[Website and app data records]

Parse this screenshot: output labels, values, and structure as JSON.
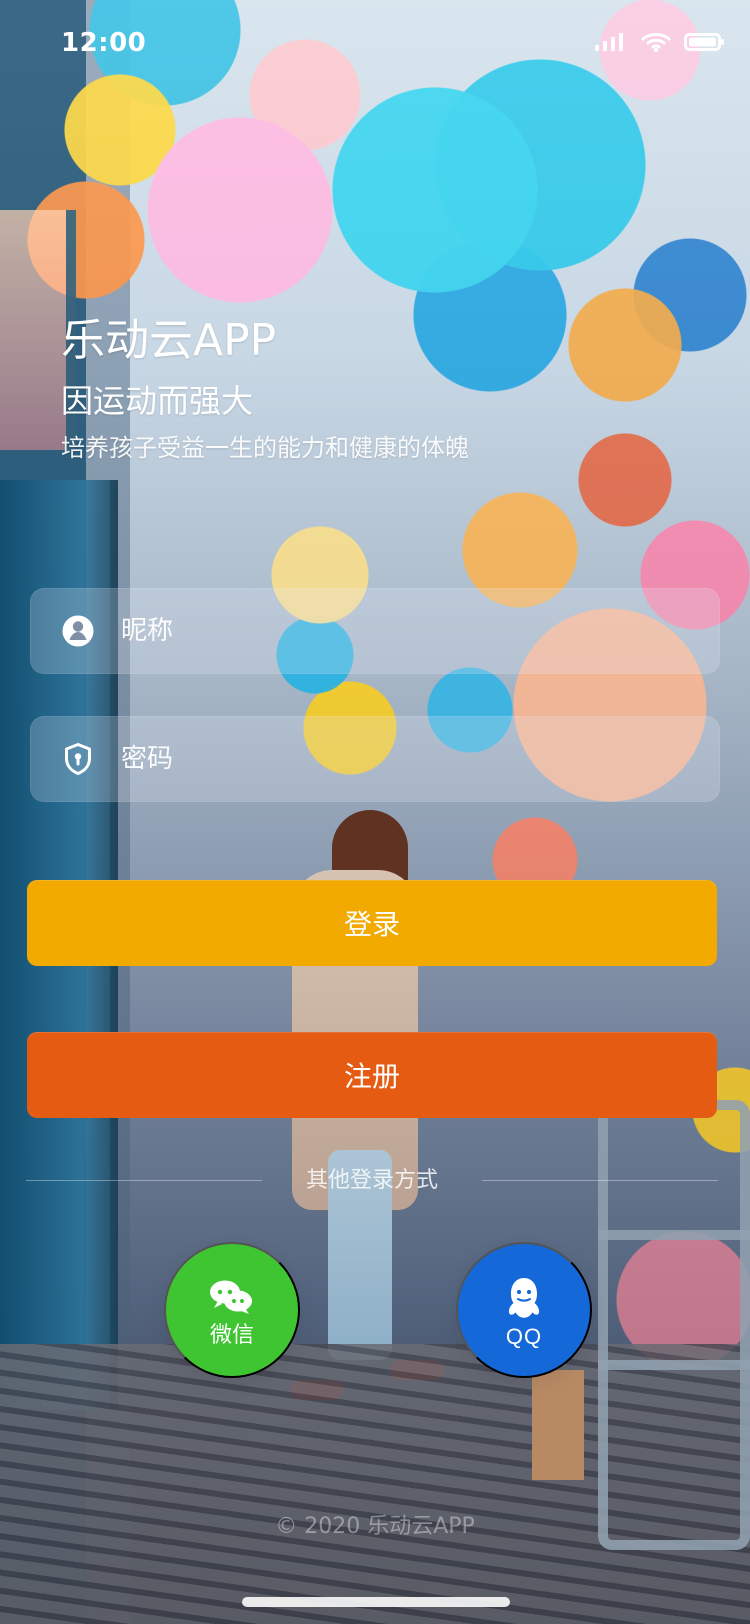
{
  "status_bar": {
    "time": "12:00",
    "icons": [
      "signal-icon",
      "wifi-icon",
      "battery-icon"
    ]
  },
  "hero": {
    "title": "乐动云APP",
    "slogan": "因运动而强大",
    "description": "培养孩子受益一生的能力和健康的体魄"
  },
  "form": {
    "nickname_placeholder": "昵称",
    "password_placeholder": "密码",
    "nickname_icon": "user-icon",
    "password_icon": "shield-keyhole-icon"
  },
  "actions": {
    "login_label": "登录",
    "register_label": "注册"
  },
  "social": {
    "divider_text": "其他登录方式",
    "wechat_label": "微信",
    "qq_label": "QQ",
    "wechat_icon": "wechat-icon",
    "qq_icon": "qq-icon"
  },
  "footer": {
    "copyright": "© 2020 乐动云APP"
  },
  "colors": {
    "login_button": "#F2A900",
    "register_button": "#E55B12",
    "wechat_button": "#40C532",
    "qq_button": "#1468D8",
    "text_primary": "#FFFFFF"
  }
}
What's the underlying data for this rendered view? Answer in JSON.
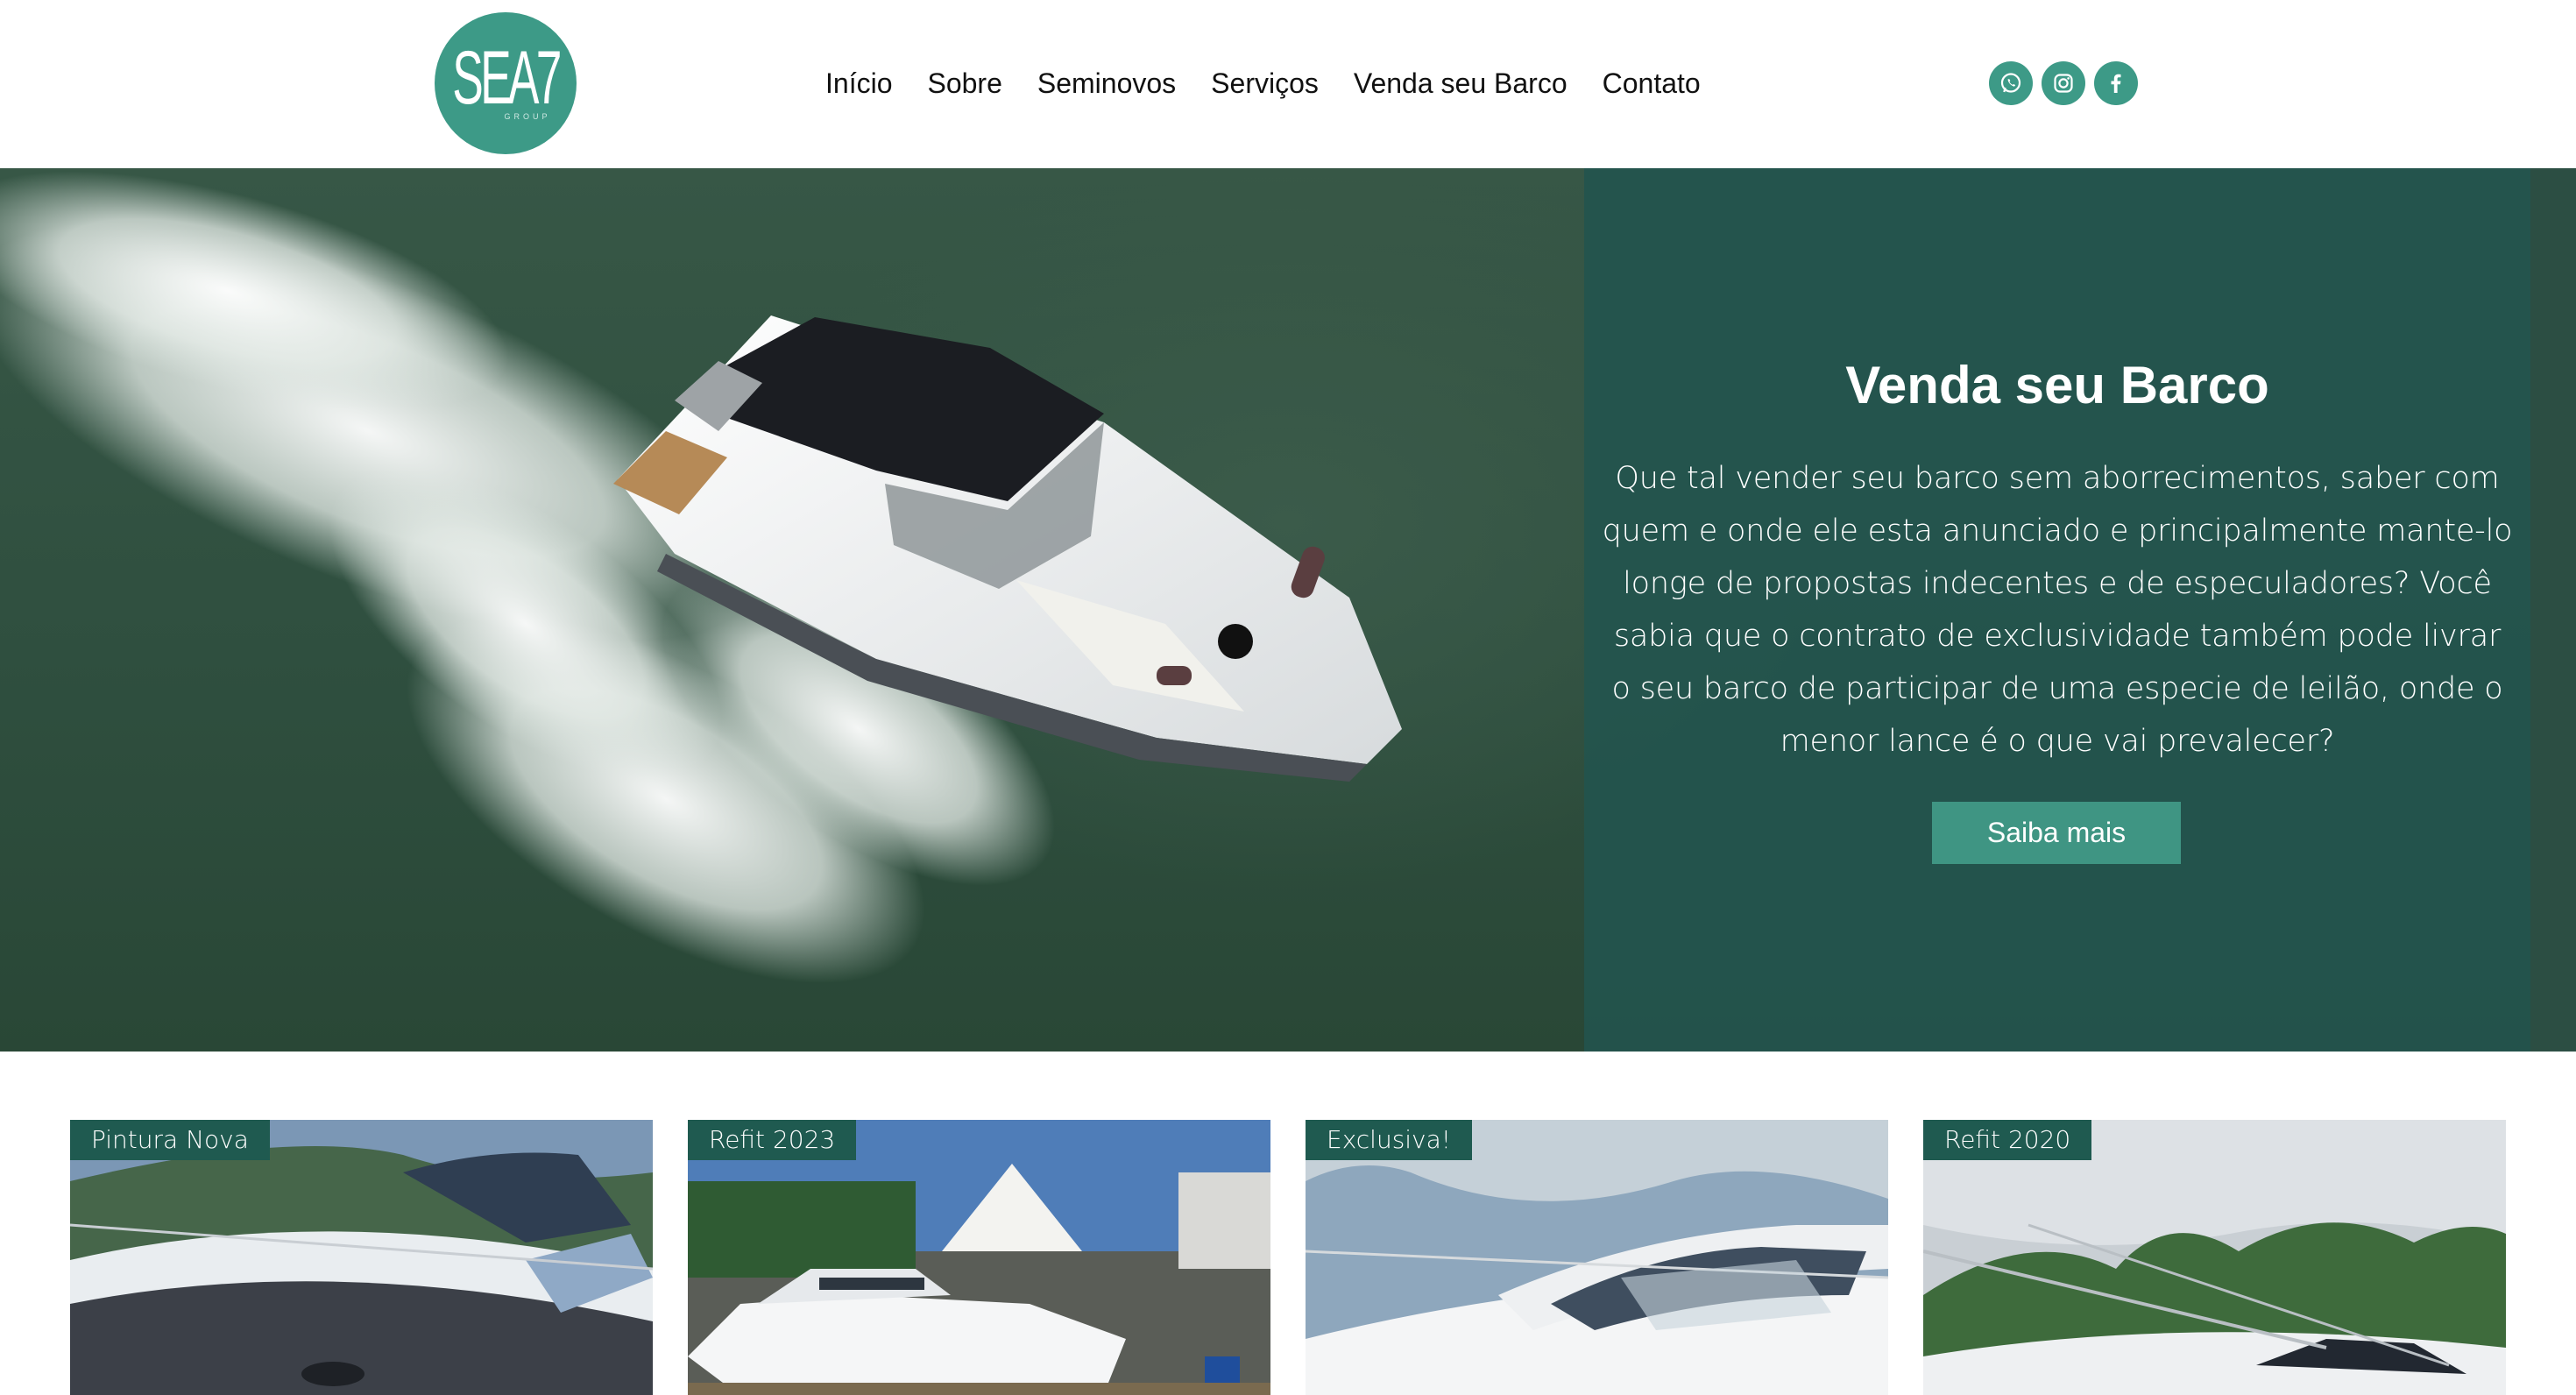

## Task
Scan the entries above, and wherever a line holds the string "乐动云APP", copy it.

## Exercise response
    "title": "乐动云APP",
    "copyright": "© 2020 乐动云APP"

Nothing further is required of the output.